Work to be completed -
Each entry must come back word for word; drop the images as you go.

====== Data excerpts ======

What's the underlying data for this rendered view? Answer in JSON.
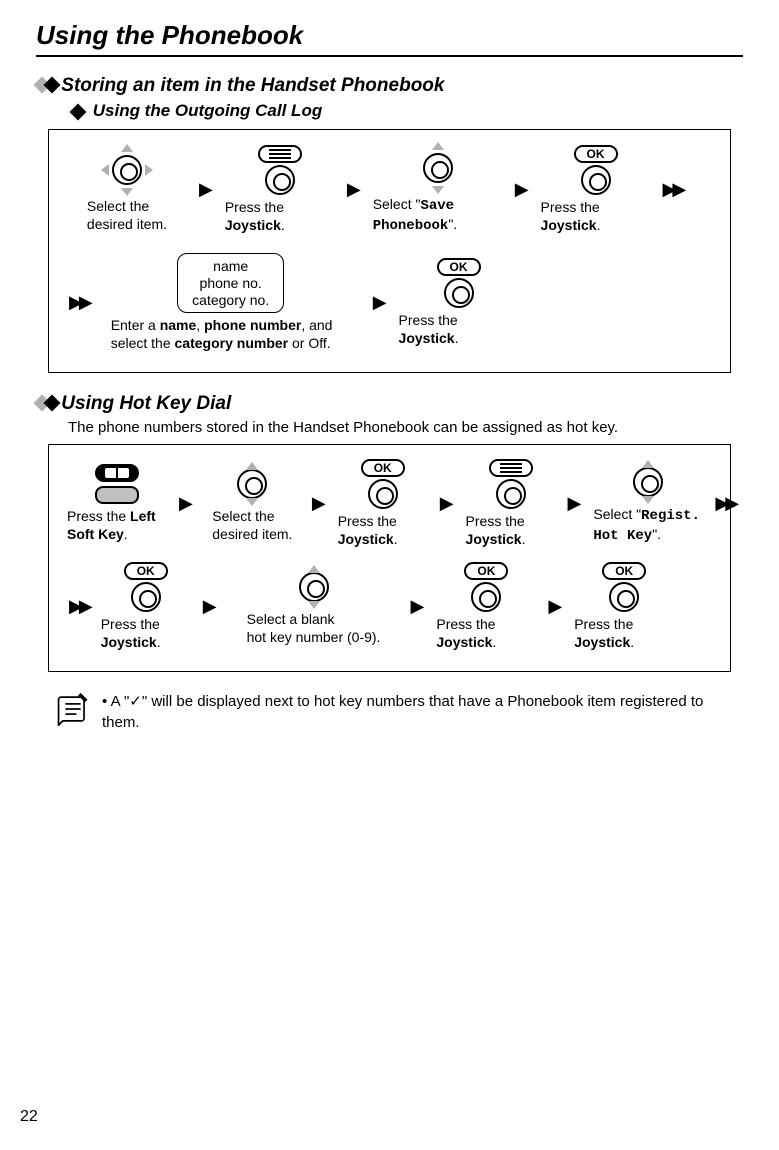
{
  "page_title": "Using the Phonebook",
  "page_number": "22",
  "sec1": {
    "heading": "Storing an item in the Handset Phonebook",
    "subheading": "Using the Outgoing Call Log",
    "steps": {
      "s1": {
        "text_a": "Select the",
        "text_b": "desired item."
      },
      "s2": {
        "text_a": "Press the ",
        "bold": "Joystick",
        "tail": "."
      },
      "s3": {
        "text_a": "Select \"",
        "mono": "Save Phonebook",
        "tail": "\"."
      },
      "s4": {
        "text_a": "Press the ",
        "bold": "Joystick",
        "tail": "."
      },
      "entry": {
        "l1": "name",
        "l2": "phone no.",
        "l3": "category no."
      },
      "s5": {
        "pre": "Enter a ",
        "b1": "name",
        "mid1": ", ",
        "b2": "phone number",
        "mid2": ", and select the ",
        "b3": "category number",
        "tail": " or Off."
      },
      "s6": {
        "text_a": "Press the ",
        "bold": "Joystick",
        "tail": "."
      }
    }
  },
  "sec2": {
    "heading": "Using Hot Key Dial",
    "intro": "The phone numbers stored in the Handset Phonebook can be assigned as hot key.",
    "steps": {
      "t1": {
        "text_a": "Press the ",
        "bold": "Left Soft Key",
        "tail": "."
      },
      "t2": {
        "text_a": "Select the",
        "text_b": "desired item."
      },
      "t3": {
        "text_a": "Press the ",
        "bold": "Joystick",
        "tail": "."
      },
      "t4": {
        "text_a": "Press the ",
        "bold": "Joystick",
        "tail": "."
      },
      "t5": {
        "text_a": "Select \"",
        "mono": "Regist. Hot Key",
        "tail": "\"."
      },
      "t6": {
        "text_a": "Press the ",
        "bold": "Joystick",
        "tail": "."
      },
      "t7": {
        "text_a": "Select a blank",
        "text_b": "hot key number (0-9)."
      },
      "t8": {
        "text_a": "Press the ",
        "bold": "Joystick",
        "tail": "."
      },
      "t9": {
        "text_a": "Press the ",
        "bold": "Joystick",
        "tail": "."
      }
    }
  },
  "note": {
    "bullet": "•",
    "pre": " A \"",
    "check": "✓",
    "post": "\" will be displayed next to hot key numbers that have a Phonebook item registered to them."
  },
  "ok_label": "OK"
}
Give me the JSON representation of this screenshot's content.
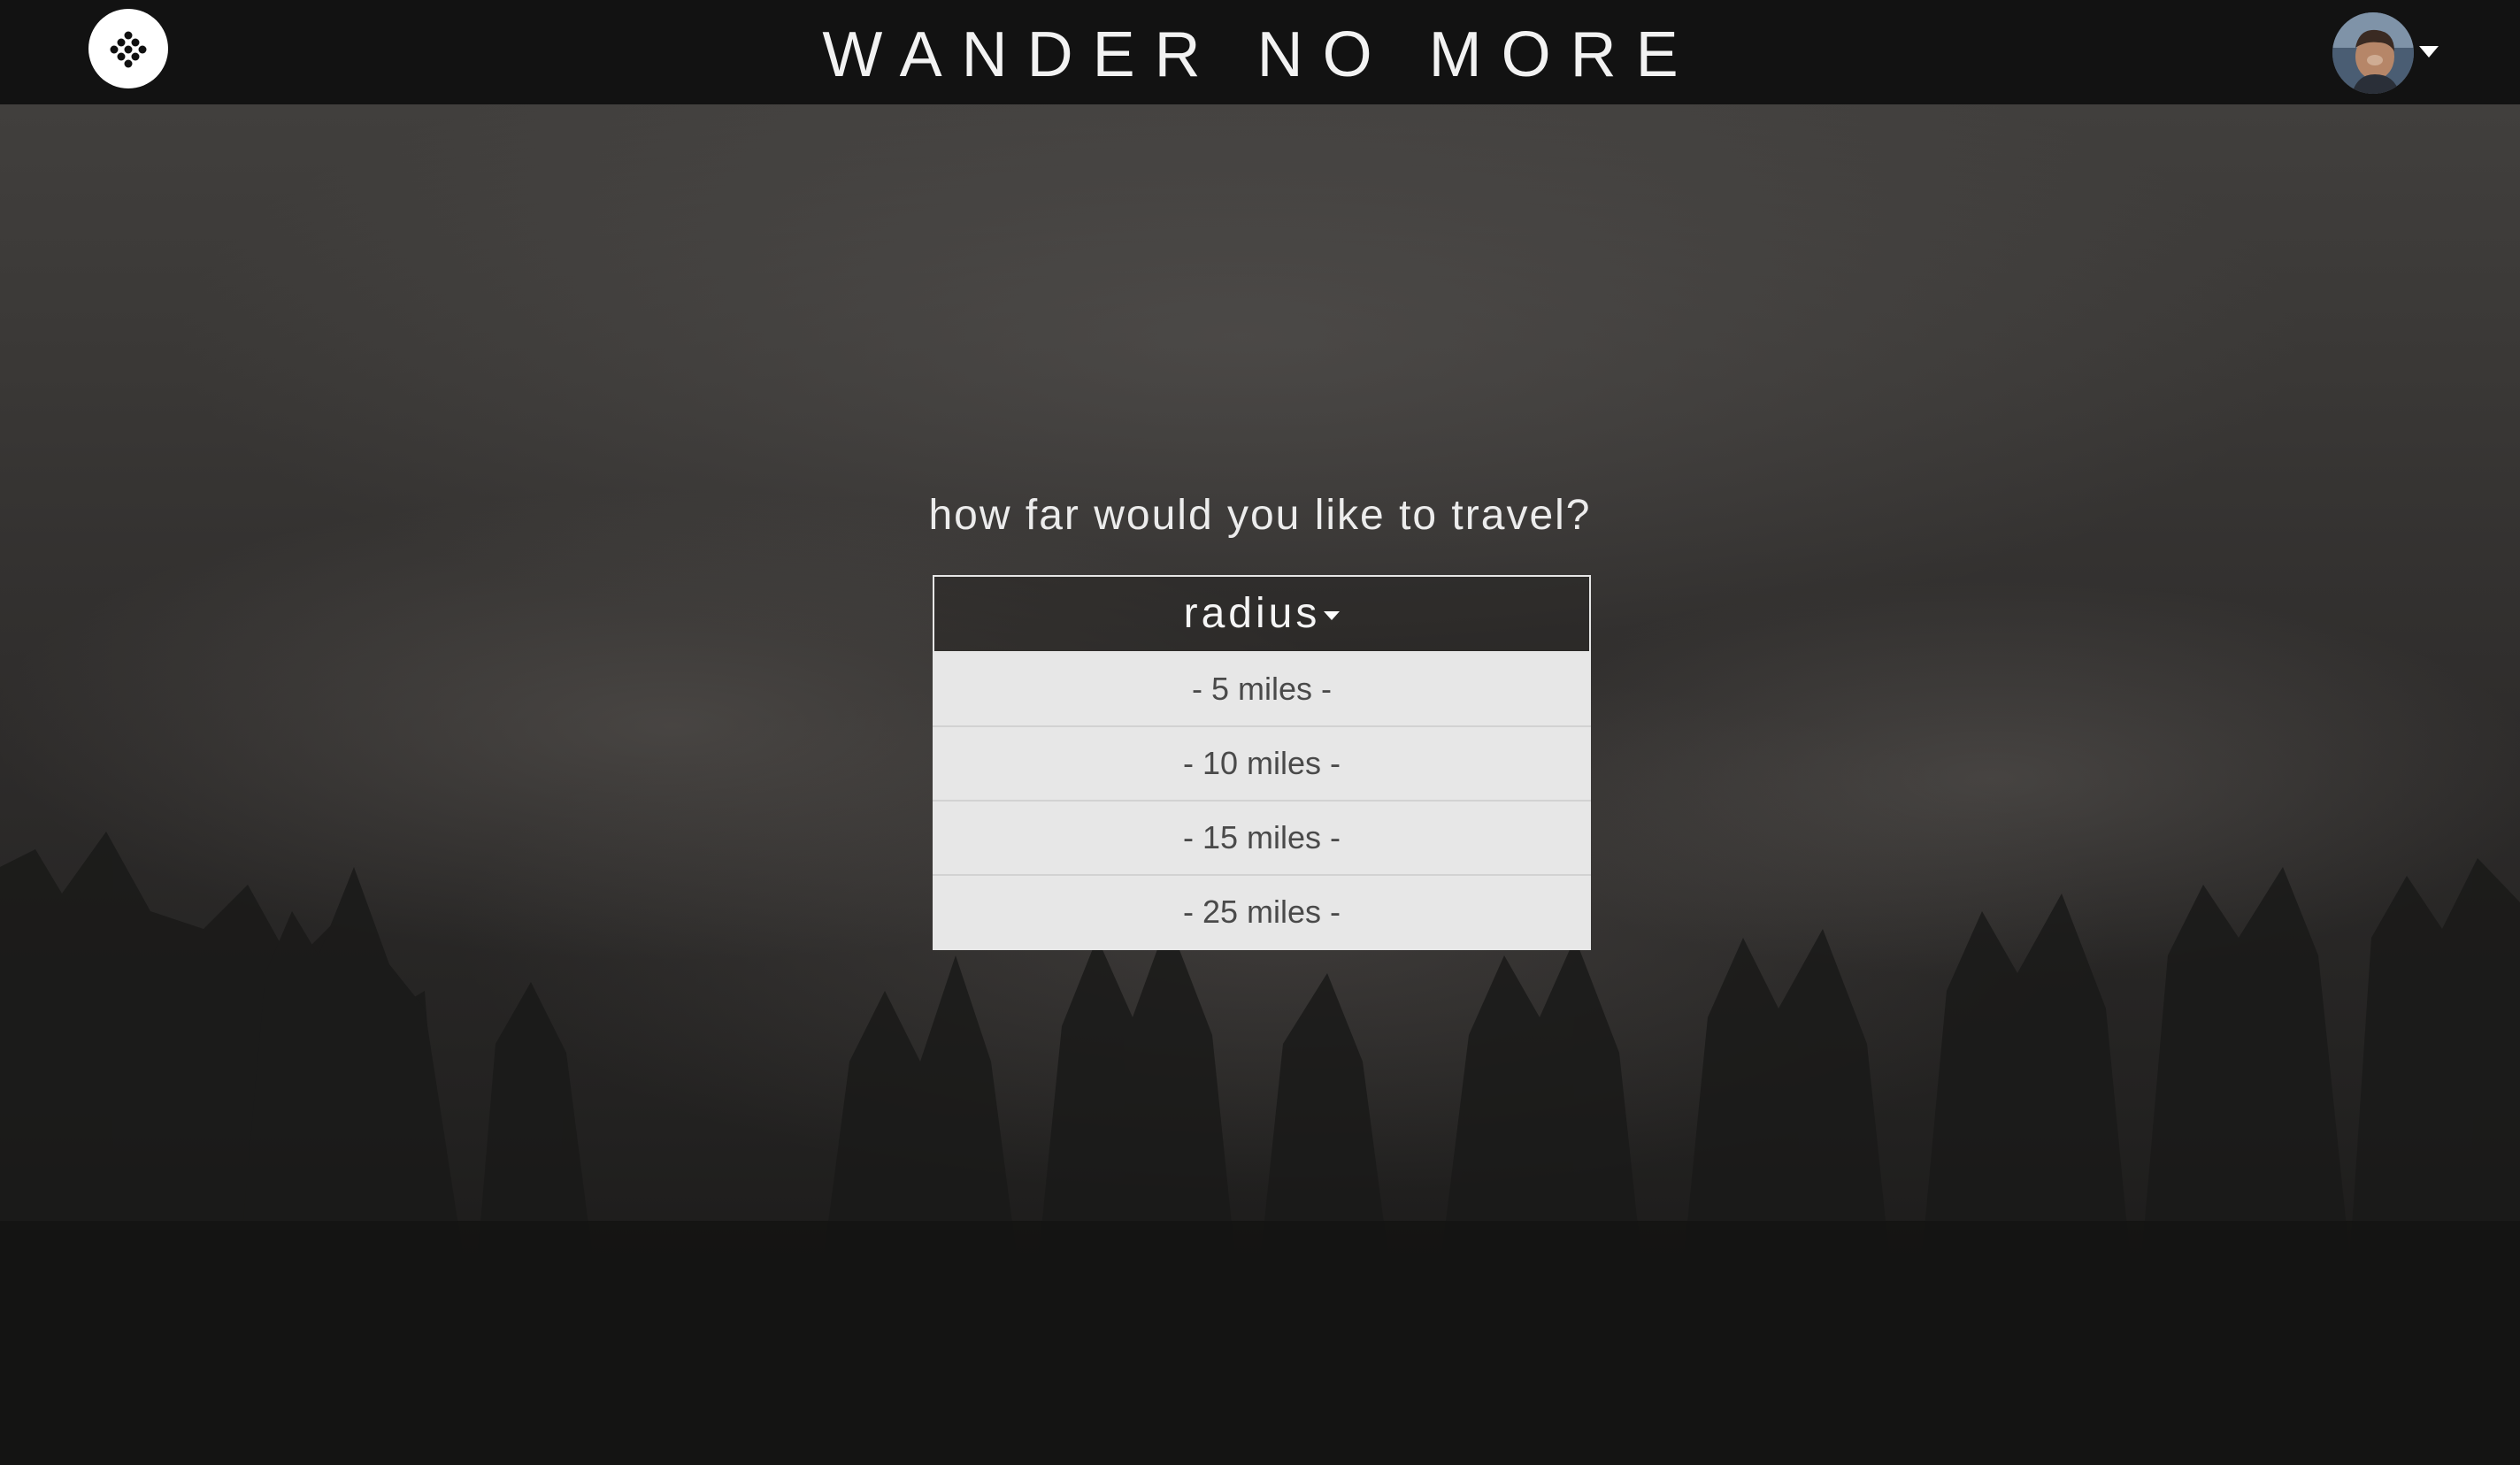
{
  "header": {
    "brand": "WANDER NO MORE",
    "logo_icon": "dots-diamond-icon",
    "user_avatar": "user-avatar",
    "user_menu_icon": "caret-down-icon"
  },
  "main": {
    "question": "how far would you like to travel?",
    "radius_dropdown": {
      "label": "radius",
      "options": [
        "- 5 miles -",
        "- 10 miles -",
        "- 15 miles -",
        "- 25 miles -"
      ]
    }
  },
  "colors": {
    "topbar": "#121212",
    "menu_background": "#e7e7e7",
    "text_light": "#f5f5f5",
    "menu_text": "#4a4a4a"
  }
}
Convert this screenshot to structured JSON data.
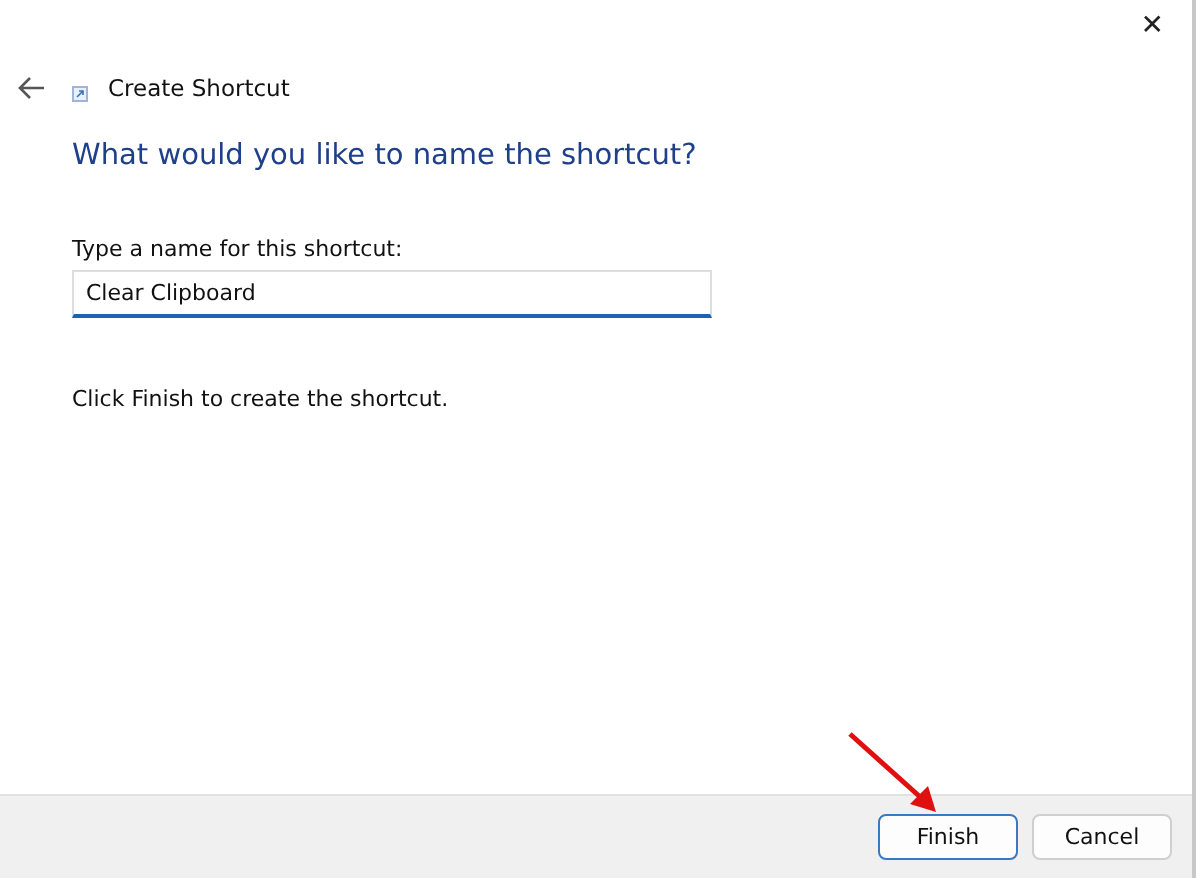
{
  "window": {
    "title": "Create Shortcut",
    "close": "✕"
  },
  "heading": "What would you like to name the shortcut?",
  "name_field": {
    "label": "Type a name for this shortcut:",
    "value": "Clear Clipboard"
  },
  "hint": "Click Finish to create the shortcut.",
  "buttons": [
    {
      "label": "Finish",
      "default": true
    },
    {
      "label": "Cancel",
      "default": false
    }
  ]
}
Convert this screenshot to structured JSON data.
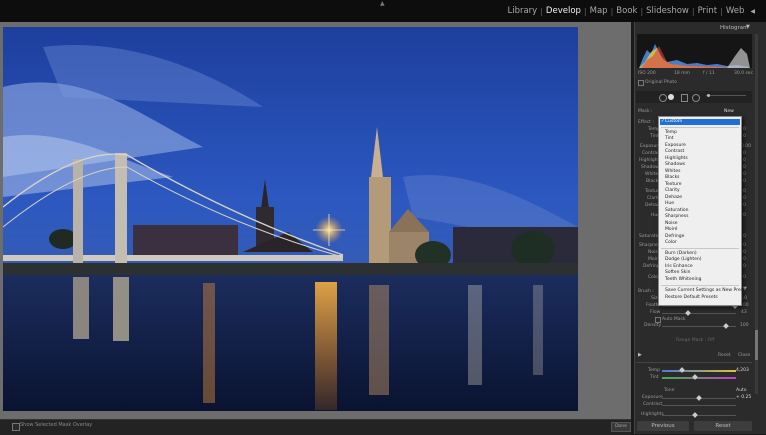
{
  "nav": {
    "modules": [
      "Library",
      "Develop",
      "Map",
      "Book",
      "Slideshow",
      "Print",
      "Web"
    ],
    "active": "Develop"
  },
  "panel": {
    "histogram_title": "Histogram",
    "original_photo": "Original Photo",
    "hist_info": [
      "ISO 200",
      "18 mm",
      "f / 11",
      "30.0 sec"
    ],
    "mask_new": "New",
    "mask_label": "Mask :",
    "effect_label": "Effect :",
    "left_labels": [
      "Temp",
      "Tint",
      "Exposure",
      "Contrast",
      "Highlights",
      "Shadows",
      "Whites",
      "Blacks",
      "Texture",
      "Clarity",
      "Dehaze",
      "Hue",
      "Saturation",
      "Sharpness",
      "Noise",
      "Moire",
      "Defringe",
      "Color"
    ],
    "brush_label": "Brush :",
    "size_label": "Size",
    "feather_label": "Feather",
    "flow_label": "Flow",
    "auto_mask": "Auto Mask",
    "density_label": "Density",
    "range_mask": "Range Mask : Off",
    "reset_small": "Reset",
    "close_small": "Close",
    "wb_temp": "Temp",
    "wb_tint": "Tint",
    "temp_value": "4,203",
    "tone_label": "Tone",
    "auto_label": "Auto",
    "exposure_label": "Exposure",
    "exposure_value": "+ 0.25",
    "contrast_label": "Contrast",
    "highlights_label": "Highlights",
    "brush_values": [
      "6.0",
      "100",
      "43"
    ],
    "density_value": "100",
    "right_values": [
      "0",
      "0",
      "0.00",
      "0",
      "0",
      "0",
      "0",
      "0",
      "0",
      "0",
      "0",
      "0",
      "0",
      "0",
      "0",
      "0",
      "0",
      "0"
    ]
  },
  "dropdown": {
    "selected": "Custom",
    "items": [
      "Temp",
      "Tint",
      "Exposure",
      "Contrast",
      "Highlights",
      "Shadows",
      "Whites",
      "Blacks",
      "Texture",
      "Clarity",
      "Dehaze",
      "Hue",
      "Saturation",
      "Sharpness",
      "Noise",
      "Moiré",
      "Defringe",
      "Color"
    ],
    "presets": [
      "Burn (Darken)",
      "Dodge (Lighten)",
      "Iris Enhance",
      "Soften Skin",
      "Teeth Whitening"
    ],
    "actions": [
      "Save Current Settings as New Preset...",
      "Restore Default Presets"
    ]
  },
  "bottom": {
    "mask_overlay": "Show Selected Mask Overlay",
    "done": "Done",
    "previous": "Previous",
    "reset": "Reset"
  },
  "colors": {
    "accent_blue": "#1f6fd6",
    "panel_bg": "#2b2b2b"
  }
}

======

Task output -
What's the underlying data for this rendered view? Answer in JSON.
{
  "page_title": "Using the Phonebook",
  "page_number": "22",
  "sec1": {
    "heading": "Storing an item in the Handset Phonebook",
    "subheading": "Using the Outgoing Call Log",
    "steps": {
      "s1": {
        "text_a": "Select the",
        "text_b": "desired item."
      },
      "s2": {
        "text_a": "Press the ",
        "bold": "Joystick",
        "tail": "."
      },
      "s3": {
        "text_a": "Select \"",
        "mono": "Save Phonebook",
        "tail": "\"."
      },
      "s4": {
        "text_a": "Press the ",
        "bold": "Joystick",
        "tail": "."
      },
      "entry": {
        "l1": "name",
        "l2": "phone no.",
        "l3": "category no."
      },
      "s5": {
        "pre": "Enter a ",
        "b1": "name",
        "mid1": ", ",
        "b2": "phone number",
        "mid2": ", and select the ",
        "b3": "category number",
        "tail": " or Off."
      },
      "s6": {
        "text_a": "Press the ",
        "bold": "Joystick",
        "tail": "."
      }
    }
  },
  "sec2": {
    "heading": "Using Hot Key Dial",
    "intro": "The phone numbers stored in the Handset Phonebook can be assigned as hot key.",
    "steps": {
      "t1": {
        "text_a": "Press the ",
        "bold": "Left Soft Key",
        "tail": "."
      },
      "t2": {
        "text_a": "Select the",
        "text_b": "desired item."
      },
      "t3": {
        "text_a": "Press the ",
        "bold": "Joystick",
        "tail": "."
      },
      "t4": {
        "text_a": "Press the ",
        "bold": "Joystick",
        "tail": "."
      },
      "t5": {
        "text_a": "Select \"",
        "mono": "Regist. Hot Key",
        "tail": "\"."
      },
      "t6": {
        "text_a": "Press the ",
        "bold": "Joystick",
        "tail": "."
      },
      "t7": {
        "text_a": "Select a blank",
        "text_b": "hot key number (0-9)."
      },
      "t8": {
        "text_a": "Press the ",
        "bold": "Joystick",
        "tail": "."
      },
      "t9": {
        "text_a": "Press the ",
        "bold": "Joystick",
        "tail": "."
      }
    }
  },
  "note": {
    "bullet": "•",
    "pre": " A \"",
    "check": "✓",
    "post": "\" will be displayed next to hot key numbers that have a Phonebook item registered to them."
  },
  "ok_label": "OK"
}
Give me the JSON representation of this screenshot's content.
{
  "header": {
    "brand": "WANDER NO MORE",
    "logo_icon": "dots-diamond-icon",
    "user_avatar": "user-avatar",
    "user_menu_icon": "caret-down-icon"
  },
  "main": {
    "question": "how far would you like to travel?",
    "radius_dropdown": {
      "label": "radius",
      "options": [
        "- 5 miles -",
        "- 10 miles -",
        "- 15 miles -",
        "- 25 miles -"
      ]
    }
  },
  "colors": {
    "topbar": "#121212",
    "menu_background": "#e7e7e7",
    "text_light": "#f5f5f5",
    "menu_text": "#4a4a4a"
  }
}
Convert this screenshot to structured JSON data.
{
  "window": {
    "title": "Create Shortcut",
    "close": "✕"
  },
  "heading": "What would you like to name the shortcut?",
  "name_field": {
    "label": "Type a name for this shortcut:",
    "value": "Clear Clipboard"
  },
  "hint": "Click Finish to create the shortcut.",
  "buttons": [
    {
      "label": "Finish",
      "default": true
    },
    {
      "label": "Cancel",
      "default": false
    }
  ]
}
Convert this screenshot to structured JSON data.
{
  "nav": {
    "modules": [
      "Library",
      "Develop",
      "Map",
      "Book",
      "Slideshow",
      "Print",
      "Web"
    ],
    "active": "Develop"
  },
  "panel": {
    "histogram_title": "Histogram",
    "original_photo": "Original Photo",
    "hist_info": [
      "ISO 200",
      "18 mm",
      "f / 11",
      "30.0 sec"
    ],
    "mask_new": "New",
    "mask_label": "Mask :",
    "effect_label": "Effect :",
    "left_labels": [
      "Temp",
      "Tint",
      "Exposure",
      "Contrast",
      "Highlights",
      "Shadows",
      "Whites",
      "Blacks",
      "Texture",
      "Clarity",
      "Dehaze",
      "Hue",
      "Saturation",
      "Sharpness",
      "Noise",
      "Moire",
      "Defringe",
      "Color"
    ],
    "brush_label": "Brush :",
    "size_label": "Size",
    "feather_label": "Feather",
    "flow_label": "Flow",
    "auto_mask": "Auto Mask",
    "density_label": "Density",
    "range_mask": "Range Mask : Off",
    "reset_small": "Reset",
    "close_small": "Close",
    "wb_temp": "Temp",
    "wb_tint": "Tint",
    "temp_value": "4,203",
    "tone_label": "Tone",
    "auto_label": "Auto",
    "exposure_label": "Exposure",
    "exposure_value": "+ 0.25",
    "contrast_label": "Contrast",
    "highlights_label": "Highlights",
    "brush_values": [
      "6.0",
      "100",
      "43"
    ],
    "density_value": "100",
    "right_values": [
      "0",
      "0",
      "0.00",
      "0",
      "0",
      "0",
      "0",
      "0",
      "0",
      "0",
      "0",
      "0",
      "0",
      "0",
      "0",
      "0",
      "0",
      "0"
    ]
  },
  "dropdown": {
    "selected": "Custom",
    "items": [
      "Temp",
      "Tint",
      "Exposure",
      "Contrast",
      "Highlights",
      "Shadows",
      "Whites",
      "Blacks",
      "Texture",
      "Clarity",
      "Dehaze",
      "Hue",
      "Saturation",
      "Sharpness",
      "Noise",
      "Moiré",
      "Defringe",
      "Color"
    ],
    "presets": [
      "Burn (Darken)",
      "Dodge (Lighten)",
      "Iris Enhance",
      "Soften Skin",
      "Teeth Whitening"
    ],
    "actions": [
      "Save Current Settings as New Preset...",
      "Restore Default Presets"
    ]
  },
  "bottom": {
    "mask_overlay": "Show Selected Mask Overlay",
    "done": "Done",
    "previous": "Previous",
    "reset": "Reset"
  },
  "colors": {
    "accent_blue": "#1f6fd6",
    "panel_bg": "#2b2b2b"
  }
}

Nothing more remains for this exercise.